Spine surgery for Kummel disease may have several purposes, depending on your specific symptoms. As such, your surgeon may use a single surgical approach or combine techniques to give you the best possible outcome. For example:

  • If you have developed abnormal kyphosis, your doctor may recommend osteotomy (surgical removal of bone) combined with spinal instrumentation and fusion. This combination of surgical procedures can reduce the size of the kyphotic curve, realign the spine and stabilize it.
  • Some patients with Kummel disease have pain and neurological symptoms, such as numbness or weakness. If symptoms are caused by nerve compression, a spinal decompression surgery (such as a foraminotomy) may be recommended to relief pressure on pinched nerves and prevent potentially permanent nerve damage.

Another surgical option for AVN is known as core decompression. This procedure involves removing the inner layer of bone, which reduces pressure within the bone, increases blood flow to the bone, and allows more blood vessels to form.

Core decompression works best in people who are in the earliest stages of avascular necrosis, often before the collapse of a joint. This procedure may reduce pain and slow progression of bone and joint destruction.

After core decompression, your surgeon may implant bone graft to help stimulate new bone growth and healing. Bone graft transplants healthy bone from a part of the body, such as the leg, to the diseased area. Several synthetic bone grafts are also available.

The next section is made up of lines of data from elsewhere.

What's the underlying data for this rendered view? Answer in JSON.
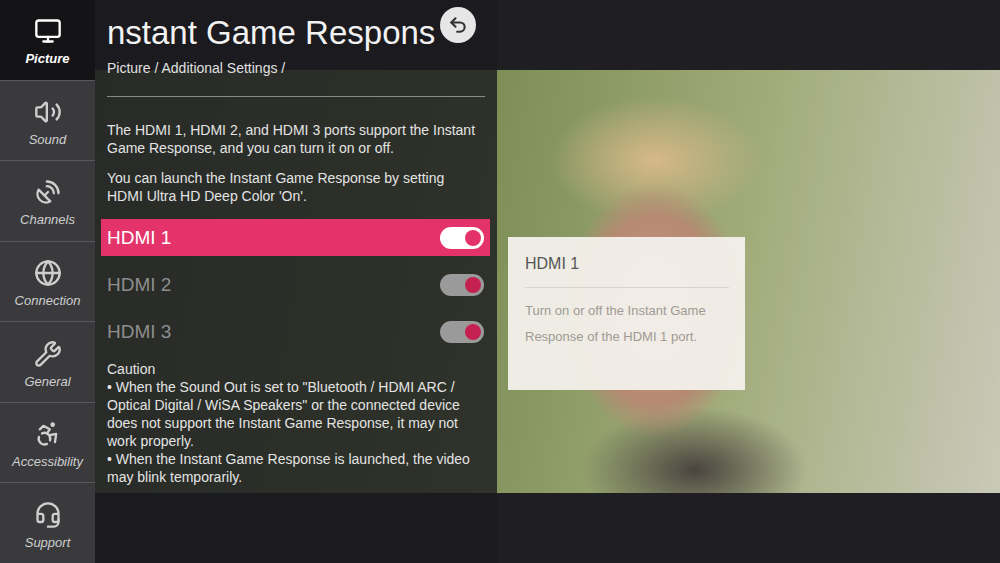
{
  "sidebar": {
    "items": [
      {
        "label": "Picture",
        "selected": true
      },
      {
        "label": "Sound",
        "selected": false
      },
      {
        "label": "Channels",
        "selected": false
      },
      {
        "label": "Connection",
        "selected": false
      },
      {
        "label": "General",
        "selected": false
      },
      {
        "label": "Accessibility",
        "selected": false
      },
      {
        "label": "Support",
        "selected": false
      }
    ]
  },
  "header": {
    "title": "nstant Game Respons"
  },
  "breadcrumb": "Picture / Additional Settings /",
  "description": [
    "The HDMI 1, HDMI 2, and HDMI 3 ports support the Instant Game Response, and you can turn it on or off.",
    "You can launch the Instant Game Response by setting HDMI Ultra HD Deep Color 'On'."
  ],
  "ports": [
    {
      "label": "HDMI 1",
      "on": true,
      "selected": true
    },
    {
      "label": "HDMI 2",
      "on": true,
      "selected": false
    },
    {
      "label": "HDMI 3",
      "on": true,
      "selected": false
    }
  ],
  "tooltip": {
    "title": "HDMI 1",
    "text": "Turn on or off the Instant Game Response of the HDMI 1 port."
  },
  "caution": {
    "title": "Caution",
    "items": [
      "• When the Sound Out is set to \"Bluetooth / HDMI ARC / Optical Digital / WiSA Speakers\" or the connected device does not support the Instant Game Response, it may not work properly.",
      "• When the Instant Game Response is launched, the video may blink temporarily."
    ]
  }
}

Depending on the location and extent of the surgery, expect a lengthy recovery period, usually from 6 to 12 months.

As with all areas of medicine, researchers are continuously exploring treatments that may help people with AVN. One area of interest is therapies that increase the growth of new bone and blood vessels. These treatments have been used experimentally alone and in combination with other treatments, such as osteotomy and core decompression.

Your doctor will work with you to develop a custom treatment plan that addresses your symptoms and medical history.

Your Outlook with Avascular Necrosis (Kummel Disease)

For most people with avascular necrosis (also known as osteonecrosis, aseptic necrosis, and ischemic bone necrosis), treatment is an ongoing process. Your doctor may first recommend the least invasive approach and observe how you respond before progressing you to more substantial AVN therapies. If your condition affects your spinal vertebrae and was caused by trauma or injury (Kummell disease), several treatments may help prevent complications like spinal fracture, kyphosis deformity, and nerve pain from disrupting your life.